In this process the bases of both the sides bind with hydrogen bonds to form base pairs . These Base Pairs look like ladder poles. And we have also discussed above that these base pairs bind to each other under a certain rule, that is, adenine (A) always associates with thymine (T) and cytosine (C) always with guanine (G). Joins. You can understand by looking at the given picture.
In this way DNA is prepared. Hope you understand how DNA was discovered and how it came into existence. Remember here that this structure was propounded by Lewell. However, Lewell’s structure was fully confirmed in 1938 by a Scottish chemist, Alexandre Robertus Taud. For which he also got the Nobel Prize.
As soon as the understanding of DNA was established, many techniques related to it expanded, and we got many secrets related to our life which would not have been found otherwise.
Today , many systems like DNA Sequencing , Genomics, Gene Editing and DNA Testing have been developed and new dimensions are being added to it.
Links of other articles related to DNA are being given, for better understanding, must read them and share our articles…
DNA i.e. Deoxyribonucleic acid (deoxyribonucleic acid) is actually a molecule, which is like a twisted long ladder or double helix.
Ladder poles are made up of four different types of small molecules. These are called nucleotides . These four nucleotides are called adenine (A), guanine (G), thymine (T) and cytosine (C) and are the letters of our genetic alphabet.
Guanine (G) and adenine (A) are known as purines . This substance is part of the nucleic-acid. The difference between purines and pyrimidines is that adenine has an additional nitrogen molecule and guanine has additional nitrogen and oxygen molecules.
Thymine (T), uracil (U) and cytosine (C) are called pyrimidines. Thymine (T) is found in DNA while uracil (U) is found in RNA.
|# DNA and RNA : Differences|
# DNA Test What, How & Benefits
# DNA Sequencing : Applications
# Cell Division – When and How?
# Cell : Structure and its parts

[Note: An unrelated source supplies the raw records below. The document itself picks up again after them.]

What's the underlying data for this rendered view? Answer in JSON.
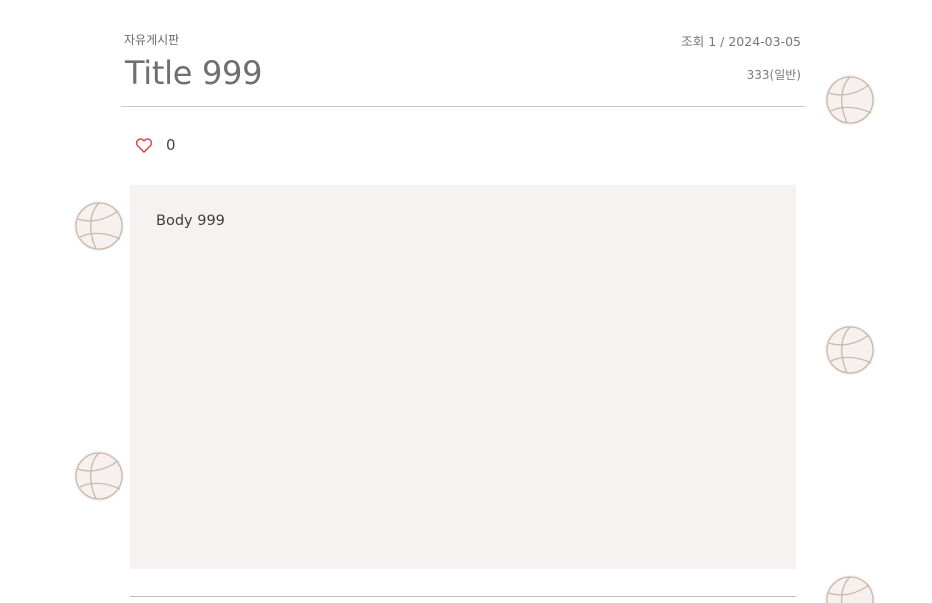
{
  "post": {
    "category": "자유게시판",
    "title": "Title 999",
    "meta": "조회 1 / 2024-03-05",
    "author": "333(일반)",
    "like_count": "0",
    "body": "Body 999"
  },
  "icons": {
    "like": "heart-outline-icon",
    "decoration": "volleyball-icon"
  },
  "colors": {
    "heart": "#e0474c",
    "body_background": "#f6f2f1",
    "ball_fill": "#f6f1ee"
  }
}
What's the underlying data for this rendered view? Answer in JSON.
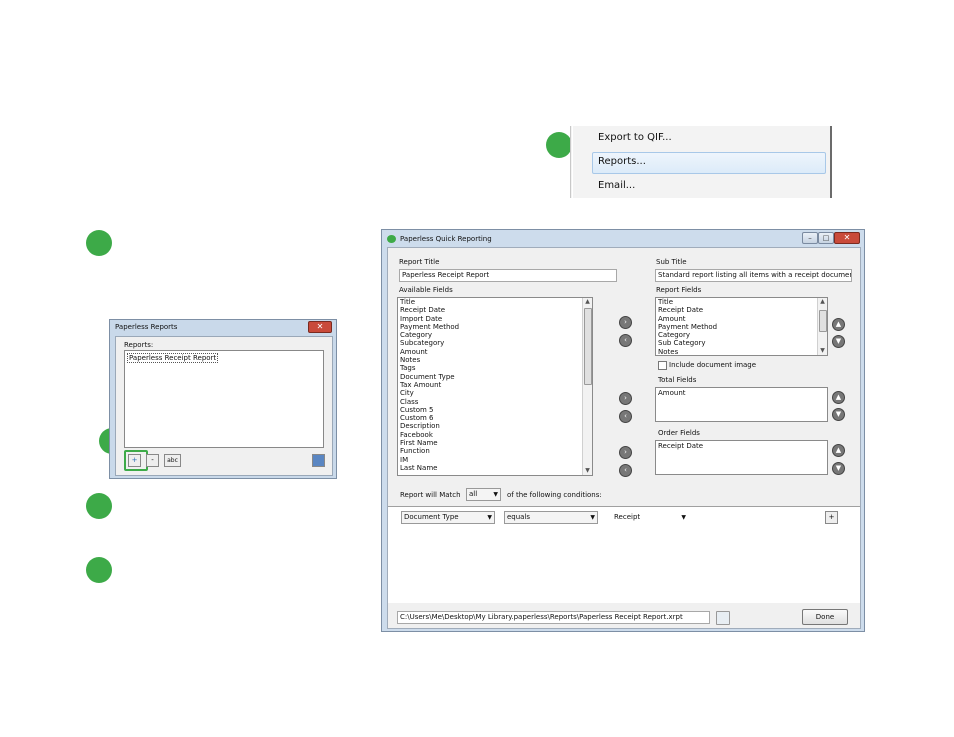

# AntiOxidant : Meaning, Benefits
# Prokaryotic and Eukaryotic cells
# 15+ DNA Facts, you should know
How we came to know about DNA – Isaac Asimov, Hindi translation, Arvind Gupta